What you have to do. Return a copy of each line in the listing that includes the word "JSON".

Records for processing.
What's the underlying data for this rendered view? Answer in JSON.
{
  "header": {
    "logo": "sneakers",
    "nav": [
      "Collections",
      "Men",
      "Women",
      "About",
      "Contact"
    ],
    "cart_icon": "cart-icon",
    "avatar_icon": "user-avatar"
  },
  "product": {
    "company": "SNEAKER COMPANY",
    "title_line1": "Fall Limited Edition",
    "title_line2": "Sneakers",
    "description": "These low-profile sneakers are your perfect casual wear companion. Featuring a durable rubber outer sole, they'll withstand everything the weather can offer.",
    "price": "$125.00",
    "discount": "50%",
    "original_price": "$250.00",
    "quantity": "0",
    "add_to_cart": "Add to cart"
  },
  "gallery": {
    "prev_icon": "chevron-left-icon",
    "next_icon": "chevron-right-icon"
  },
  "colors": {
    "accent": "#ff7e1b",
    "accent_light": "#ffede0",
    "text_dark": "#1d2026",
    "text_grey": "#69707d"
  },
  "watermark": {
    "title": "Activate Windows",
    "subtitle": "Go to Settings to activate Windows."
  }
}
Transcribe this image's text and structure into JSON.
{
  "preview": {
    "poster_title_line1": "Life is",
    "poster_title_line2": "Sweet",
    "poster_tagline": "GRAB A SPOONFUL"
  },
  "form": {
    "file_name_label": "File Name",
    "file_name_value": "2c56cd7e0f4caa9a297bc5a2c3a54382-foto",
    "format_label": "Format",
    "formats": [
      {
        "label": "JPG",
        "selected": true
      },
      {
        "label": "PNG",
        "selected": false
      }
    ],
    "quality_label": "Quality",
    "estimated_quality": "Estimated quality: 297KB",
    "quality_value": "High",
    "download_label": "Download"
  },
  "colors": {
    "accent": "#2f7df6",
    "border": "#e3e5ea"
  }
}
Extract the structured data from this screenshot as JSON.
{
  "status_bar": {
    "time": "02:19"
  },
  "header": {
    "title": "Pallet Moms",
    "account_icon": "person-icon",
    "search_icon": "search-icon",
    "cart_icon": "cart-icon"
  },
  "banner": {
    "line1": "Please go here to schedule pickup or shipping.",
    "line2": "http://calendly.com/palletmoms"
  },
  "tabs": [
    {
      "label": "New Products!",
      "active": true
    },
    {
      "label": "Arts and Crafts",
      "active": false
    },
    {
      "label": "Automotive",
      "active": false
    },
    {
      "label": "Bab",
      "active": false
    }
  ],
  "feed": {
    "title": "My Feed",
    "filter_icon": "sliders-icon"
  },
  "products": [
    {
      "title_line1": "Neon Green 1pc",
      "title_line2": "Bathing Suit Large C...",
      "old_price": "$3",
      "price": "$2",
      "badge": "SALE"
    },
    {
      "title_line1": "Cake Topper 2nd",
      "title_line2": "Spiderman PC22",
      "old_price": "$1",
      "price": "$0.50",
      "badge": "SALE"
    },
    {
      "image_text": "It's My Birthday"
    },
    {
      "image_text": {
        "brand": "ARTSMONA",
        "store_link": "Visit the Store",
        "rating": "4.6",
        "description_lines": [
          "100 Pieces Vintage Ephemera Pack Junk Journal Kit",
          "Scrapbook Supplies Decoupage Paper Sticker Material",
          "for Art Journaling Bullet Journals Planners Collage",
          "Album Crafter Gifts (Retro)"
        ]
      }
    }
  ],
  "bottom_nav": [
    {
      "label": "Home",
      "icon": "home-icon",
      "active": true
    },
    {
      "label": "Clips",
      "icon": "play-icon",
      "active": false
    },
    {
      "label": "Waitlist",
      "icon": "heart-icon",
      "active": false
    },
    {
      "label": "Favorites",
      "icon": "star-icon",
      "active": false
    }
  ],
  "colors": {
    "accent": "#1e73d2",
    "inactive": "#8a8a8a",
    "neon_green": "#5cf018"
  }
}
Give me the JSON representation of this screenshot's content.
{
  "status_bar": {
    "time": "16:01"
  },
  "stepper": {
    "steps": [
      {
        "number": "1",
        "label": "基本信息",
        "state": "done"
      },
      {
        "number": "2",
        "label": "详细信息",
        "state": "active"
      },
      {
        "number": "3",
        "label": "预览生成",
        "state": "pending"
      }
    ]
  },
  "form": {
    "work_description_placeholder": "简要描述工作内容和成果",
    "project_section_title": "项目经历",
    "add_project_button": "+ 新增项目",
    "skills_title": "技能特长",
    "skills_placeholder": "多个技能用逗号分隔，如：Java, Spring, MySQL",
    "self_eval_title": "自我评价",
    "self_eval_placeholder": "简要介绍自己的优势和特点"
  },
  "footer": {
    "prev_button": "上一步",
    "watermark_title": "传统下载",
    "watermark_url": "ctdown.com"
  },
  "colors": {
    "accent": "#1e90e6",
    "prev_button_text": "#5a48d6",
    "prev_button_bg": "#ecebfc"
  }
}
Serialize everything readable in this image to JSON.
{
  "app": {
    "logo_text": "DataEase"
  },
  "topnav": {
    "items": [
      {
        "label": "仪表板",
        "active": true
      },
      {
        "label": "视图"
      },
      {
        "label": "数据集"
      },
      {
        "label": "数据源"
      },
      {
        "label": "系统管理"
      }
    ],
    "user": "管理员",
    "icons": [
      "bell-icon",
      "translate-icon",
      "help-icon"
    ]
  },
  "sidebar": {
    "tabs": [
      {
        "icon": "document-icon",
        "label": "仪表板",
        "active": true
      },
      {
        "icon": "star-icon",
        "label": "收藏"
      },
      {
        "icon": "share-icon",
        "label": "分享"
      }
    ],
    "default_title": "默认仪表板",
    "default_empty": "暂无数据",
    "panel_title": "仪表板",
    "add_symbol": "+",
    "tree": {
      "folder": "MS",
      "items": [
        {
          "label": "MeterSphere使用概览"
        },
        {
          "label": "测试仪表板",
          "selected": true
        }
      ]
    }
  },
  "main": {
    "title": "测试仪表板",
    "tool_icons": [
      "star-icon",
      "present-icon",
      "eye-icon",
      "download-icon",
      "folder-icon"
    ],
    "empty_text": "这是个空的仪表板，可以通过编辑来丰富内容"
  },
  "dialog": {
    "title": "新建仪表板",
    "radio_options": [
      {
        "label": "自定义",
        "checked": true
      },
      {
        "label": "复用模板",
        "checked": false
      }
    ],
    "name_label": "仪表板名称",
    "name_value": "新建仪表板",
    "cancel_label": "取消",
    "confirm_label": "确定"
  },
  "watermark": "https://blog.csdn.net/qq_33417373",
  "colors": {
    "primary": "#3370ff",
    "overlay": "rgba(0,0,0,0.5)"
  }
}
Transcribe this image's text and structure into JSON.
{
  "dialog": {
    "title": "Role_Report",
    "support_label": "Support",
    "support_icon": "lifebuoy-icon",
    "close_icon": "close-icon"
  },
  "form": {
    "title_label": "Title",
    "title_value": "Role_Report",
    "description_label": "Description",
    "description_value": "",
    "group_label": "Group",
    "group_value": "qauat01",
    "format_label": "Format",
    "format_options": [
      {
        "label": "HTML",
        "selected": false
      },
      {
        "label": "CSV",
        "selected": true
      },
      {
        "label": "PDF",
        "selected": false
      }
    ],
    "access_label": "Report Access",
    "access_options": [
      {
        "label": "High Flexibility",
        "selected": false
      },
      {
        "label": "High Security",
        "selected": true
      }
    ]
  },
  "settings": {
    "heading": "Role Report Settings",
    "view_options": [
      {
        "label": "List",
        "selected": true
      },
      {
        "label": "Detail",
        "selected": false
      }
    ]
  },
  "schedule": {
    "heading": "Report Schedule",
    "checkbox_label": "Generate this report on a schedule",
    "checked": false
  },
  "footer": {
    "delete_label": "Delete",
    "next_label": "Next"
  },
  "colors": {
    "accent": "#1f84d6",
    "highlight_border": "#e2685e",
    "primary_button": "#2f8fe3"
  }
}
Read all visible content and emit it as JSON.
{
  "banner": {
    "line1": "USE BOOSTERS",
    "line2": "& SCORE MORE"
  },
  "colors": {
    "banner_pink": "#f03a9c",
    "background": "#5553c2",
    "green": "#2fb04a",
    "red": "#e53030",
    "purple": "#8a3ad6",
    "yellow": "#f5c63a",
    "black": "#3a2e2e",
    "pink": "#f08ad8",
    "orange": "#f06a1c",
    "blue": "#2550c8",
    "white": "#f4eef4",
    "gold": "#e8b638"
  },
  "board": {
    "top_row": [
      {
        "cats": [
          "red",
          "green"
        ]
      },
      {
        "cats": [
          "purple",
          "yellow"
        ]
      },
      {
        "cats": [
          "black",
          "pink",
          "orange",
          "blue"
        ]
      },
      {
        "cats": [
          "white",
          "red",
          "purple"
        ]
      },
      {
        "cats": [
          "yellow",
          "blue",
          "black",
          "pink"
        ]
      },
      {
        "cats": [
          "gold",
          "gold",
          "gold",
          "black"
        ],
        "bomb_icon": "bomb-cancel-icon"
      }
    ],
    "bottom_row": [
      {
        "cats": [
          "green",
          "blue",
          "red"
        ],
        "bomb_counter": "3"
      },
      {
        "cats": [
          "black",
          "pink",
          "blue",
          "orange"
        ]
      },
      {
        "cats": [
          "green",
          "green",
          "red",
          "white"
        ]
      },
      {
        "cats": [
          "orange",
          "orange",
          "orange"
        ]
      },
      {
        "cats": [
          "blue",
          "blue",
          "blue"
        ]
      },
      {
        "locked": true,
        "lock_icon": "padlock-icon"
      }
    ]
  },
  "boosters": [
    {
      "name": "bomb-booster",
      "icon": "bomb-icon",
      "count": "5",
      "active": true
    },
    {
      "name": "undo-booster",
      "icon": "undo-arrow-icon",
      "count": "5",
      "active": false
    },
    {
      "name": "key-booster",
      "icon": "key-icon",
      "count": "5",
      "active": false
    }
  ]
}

Response area.
What's the underlying data for this rendered view? Answer in JSON.
Transcribe this image's text and structure into JSON.
Extract the structured data from this screenshot as JSON.
Give me the JSON representation of this screenshot's content.
Serialize everything readable in this image to JSON.
Transcribe this image's text and structure into JSON.
Read all visible content and emit it as JSON.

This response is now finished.